(Beginning of Data provided)
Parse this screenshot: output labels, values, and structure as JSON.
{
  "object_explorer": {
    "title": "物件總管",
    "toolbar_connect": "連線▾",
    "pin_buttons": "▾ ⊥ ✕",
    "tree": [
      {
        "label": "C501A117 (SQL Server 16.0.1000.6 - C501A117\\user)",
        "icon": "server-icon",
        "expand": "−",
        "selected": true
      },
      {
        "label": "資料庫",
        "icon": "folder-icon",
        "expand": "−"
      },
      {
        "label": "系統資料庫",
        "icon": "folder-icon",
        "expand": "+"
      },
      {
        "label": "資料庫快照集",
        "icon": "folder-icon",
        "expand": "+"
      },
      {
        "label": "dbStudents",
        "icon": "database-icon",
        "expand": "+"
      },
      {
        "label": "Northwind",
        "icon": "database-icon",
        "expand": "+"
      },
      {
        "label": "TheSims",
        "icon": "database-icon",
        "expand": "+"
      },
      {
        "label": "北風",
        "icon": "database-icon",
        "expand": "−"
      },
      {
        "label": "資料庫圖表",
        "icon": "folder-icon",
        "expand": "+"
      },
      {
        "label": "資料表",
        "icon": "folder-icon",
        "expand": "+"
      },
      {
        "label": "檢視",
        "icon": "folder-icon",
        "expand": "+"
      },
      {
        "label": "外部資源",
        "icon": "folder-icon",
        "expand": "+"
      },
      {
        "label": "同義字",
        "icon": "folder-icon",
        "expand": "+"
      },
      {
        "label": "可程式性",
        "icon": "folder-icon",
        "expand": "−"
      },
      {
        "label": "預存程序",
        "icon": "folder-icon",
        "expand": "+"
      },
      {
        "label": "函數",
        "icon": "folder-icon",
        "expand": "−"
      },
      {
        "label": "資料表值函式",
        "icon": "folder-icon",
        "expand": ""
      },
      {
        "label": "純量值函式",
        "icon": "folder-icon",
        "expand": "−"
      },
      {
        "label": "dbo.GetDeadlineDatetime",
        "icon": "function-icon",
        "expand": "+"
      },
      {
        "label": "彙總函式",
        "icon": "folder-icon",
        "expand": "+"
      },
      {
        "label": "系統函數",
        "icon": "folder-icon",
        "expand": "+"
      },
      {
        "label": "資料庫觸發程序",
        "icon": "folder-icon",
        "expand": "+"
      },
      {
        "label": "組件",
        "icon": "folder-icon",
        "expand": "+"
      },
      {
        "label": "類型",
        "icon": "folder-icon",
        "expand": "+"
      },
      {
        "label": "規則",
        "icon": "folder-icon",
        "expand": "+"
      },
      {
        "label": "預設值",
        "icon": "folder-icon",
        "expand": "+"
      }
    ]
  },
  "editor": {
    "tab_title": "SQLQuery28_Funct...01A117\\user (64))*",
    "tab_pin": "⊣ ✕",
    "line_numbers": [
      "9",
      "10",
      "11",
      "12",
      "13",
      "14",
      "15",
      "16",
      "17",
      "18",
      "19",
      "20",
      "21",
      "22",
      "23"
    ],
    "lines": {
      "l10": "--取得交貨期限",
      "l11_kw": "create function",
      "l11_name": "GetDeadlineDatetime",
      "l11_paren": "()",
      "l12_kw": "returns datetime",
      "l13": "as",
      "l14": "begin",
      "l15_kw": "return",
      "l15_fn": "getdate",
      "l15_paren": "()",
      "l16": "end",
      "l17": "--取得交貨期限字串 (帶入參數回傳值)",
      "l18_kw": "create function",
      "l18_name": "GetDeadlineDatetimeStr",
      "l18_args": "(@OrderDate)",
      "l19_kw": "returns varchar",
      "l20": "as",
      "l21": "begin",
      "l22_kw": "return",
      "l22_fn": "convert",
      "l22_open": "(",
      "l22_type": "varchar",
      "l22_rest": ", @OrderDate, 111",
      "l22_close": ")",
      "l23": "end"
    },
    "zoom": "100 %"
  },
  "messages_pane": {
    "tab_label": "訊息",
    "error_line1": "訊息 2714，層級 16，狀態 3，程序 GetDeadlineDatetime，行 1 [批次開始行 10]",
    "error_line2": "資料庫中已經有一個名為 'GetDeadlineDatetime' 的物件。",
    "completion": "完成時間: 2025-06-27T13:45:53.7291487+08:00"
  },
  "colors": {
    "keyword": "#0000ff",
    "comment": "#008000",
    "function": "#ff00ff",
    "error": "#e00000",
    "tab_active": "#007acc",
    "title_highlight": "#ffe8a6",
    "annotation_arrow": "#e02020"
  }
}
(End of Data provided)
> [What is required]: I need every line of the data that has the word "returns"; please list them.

> [Solution to this exercise]:
      "l12_kw": "returns datetime",
      "l19_kw": "returns varchar",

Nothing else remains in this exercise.